Dr Tippett says the ability to plan, fear of childbirth and other health reasons like protecting the pelvic floor muscles also motivate some women into choosing a caesarean. The 2007 ABS study on social trends suggests other factors pushing up caesarean rates include advancing maternal age, multiple pregnancy, low birth weight, breech presentation and private accommodation status in hospital.
Whilst obstetricians are often said to perform caesareans too readily, Dr Tippett disagrees that this applies to the whole group. She says it's true that there may be a few obstetricians who do push for a caesarean too soon, but points out many midwives will push too hard for a vaginal delivery. No matter which method health professionals espouse to, however, they all have the mother's best interests at heart. Both Ms Dahlen and Dr Tippett believe that the best outcome for women comes from a team care approach when midwives and doctors work together and have good protocols and strong lines of communication.
To attempt to reduce the rise in caesarean births, the NSW government released policy directives earlier this year stipulating that a mother's request for a caesarean without medical reason was not enough for it to be given the tick. The directive says that when a caesarean is under consideration, the mother has to be informed of the benefits and risks of the surgery compared to a vaginal delivery.
Pros and cons
At the end of the day, there is no right or wrong way to deliver a baby. Ms Dahlen says that so long as women are well informed then the choice should be theirs and they should not be judged for the decision they make. "It's really important that women don't feel guilty … but they need to know all the options and they need to feel in control," she says. "So many women are not told of the ramifications and they then go down a pathway that is not what they wanted." And, as Ms Dahlen points out, women can have fantastic or horrendous experiences no matter which way their baby is delivered.

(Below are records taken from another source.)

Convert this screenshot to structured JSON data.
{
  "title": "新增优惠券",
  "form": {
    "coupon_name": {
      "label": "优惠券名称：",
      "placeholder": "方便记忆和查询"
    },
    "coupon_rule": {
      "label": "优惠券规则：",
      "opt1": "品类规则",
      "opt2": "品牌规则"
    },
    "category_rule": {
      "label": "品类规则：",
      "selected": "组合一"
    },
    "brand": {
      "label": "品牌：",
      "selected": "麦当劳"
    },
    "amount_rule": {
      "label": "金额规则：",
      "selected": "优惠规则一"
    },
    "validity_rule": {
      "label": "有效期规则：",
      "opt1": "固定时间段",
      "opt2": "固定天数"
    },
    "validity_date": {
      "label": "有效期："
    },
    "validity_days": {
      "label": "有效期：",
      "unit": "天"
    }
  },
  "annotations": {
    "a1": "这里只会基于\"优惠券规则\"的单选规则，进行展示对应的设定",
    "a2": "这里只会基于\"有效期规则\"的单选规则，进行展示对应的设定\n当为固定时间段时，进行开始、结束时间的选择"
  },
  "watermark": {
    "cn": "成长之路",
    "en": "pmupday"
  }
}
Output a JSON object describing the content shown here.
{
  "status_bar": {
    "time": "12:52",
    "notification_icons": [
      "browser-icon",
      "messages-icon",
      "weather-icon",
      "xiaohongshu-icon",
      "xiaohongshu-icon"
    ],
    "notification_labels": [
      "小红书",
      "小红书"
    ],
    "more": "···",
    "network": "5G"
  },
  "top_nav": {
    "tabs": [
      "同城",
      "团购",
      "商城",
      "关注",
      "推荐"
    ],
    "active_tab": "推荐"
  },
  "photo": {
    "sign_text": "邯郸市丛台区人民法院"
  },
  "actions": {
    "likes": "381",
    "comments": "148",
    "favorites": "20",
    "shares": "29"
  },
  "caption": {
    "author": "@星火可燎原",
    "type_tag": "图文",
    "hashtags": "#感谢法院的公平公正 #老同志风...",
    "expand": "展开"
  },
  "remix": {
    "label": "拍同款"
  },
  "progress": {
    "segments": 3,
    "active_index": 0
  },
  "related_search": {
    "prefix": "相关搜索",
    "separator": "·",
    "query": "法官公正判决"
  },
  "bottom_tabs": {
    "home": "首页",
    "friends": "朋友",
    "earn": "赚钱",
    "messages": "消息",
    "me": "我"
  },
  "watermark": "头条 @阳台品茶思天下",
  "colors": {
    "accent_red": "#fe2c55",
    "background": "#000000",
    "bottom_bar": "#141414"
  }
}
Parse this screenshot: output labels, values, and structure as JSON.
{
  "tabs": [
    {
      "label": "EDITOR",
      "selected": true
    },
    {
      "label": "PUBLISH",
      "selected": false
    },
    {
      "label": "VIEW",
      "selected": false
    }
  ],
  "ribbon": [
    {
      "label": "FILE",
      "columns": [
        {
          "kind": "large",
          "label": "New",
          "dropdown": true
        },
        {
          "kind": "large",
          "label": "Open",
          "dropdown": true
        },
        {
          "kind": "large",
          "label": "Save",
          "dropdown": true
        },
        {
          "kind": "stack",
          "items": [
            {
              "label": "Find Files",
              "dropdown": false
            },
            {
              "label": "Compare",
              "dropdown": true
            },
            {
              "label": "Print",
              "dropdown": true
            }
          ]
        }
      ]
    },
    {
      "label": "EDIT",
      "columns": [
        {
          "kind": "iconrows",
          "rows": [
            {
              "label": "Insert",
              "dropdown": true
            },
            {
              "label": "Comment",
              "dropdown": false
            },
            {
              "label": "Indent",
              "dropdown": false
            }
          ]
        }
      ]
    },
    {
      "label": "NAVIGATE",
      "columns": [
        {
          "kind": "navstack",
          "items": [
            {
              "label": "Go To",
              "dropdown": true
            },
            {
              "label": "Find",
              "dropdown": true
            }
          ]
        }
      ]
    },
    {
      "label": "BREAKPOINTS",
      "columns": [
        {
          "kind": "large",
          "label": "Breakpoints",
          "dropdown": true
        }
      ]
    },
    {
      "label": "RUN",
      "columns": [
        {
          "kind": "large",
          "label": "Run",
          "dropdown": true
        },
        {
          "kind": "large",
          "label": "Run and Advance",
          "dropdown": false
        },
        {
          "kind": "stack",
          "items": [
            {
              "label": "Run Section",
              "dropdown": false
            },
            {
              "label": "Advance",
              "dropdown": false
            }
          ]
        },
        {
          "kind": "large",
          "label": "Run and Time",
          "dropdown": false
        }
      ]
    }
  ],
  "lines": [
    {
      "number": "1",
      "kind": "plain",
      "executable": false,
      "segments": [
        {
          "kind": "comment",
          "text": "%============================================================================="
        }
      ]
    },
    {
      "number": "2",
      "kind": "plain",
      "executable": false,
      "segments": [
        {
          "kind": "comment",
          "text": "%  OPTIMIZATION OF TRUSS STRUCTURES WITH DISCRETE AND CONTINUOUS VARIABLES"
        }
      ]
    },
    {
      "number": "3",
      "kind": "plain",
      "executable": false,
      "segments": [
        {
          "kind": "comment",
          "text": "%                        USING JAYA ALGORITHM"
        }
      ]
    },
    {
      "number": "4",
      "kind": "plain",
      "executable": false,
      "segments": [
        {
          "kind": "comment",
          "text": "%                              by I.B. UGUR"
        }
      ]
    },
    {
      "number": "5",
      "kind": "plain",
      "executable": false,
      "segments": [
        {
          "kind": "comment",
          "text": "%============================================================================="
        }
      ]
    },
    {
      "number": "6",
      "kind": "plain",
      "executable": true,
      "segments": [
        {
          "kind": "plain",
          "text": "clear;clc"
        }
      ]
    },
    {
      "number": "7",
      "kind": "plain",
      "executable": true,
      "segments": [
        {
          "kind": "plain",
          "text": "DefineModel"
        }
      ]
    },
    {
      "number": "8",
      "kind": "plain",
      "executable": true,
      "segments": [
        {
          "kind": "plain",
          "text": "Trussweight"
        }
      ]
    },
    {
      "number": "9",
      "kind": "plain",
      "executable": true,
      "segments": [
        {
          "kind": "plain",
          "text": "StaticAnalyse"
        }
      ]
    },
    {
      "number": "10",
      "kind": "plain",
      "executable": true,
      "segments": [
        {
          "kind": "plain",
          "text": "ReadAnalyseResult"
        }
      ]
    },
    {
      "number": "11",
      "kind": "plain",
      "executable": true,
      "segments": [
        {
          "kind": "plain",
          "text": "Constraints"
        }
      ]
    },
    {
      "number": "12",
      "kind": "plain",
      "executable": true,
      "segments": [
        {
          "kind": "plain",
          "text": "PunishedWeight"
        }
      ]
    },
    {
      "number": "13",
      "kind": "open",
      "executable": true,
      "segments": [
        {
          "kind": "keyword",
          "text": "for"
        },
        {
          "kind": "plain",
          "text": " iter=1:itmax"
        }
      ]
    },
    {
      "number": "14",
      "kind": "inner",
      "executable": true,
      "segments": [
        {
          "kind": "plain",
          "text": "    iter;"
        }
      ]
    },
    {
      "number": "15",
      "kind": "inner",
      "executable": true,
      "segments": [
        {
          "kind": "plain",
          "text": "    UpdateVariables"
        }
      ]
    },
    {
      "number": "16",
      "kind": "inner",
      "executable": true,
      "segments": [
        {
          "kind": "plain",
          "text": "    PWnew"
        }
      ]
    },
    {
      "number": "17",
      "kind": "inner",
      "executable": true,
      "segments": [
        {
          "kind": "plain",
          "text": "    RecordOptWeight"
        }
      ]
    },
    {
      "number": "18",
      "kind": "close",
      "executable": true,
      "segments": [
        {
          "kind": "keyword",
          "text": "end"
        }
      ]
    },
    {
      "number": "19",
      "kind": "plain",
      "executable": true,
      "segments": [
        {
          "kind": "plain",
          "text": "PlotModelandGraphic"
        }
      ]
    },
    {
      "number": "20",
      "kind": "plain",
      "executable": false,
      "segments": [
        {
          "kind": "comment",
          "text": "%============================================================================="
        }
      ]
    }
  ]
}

Australia is one of the safest places in the world to have a baby, but there are small risks with both caesareans and vaginal births. Naturally, there are also plenty of positives. Here we list just some points to consider:
- Caesareans enable parents to plan the birth and other things such as childcare and work.
- Caesareans can reduce the risk of injury to the pelvic muscles and tissues and the anal sphincters, but not eliminate them.
- Caesareans eliminate the pain of labour; but the pain after lasts longer than with vaginal birth and recovery usually takes longer.
- Babies born by caesarean have higher rates of admission to neonatal intensive care with breathing difficulties. This risk increases dramatically if caesarean is done before 39 weeks gestation.
- Vaginal births carry a risk of episiotomy and this can be extremely painful.
- Caesareans are very safe, but the risk of maternal death due to complications is much higher than with a vaginal delivery (less than one in 2,500 after a caesarean and less than one in 10,000 after a vaginal birth).
- Risks are low, but caesareans carry a higher rate of injury to abdominal organs, infection, blood clotting and other complications.
- A caesarean can impact on how you deliver subsequent babies.
There is just one certainty in childbirth it will undoubtedly be one of the most important experiences of your life. So, it is worth arming yourself with all the facts and making an informed decision on how you would prefer your baby to enter the world.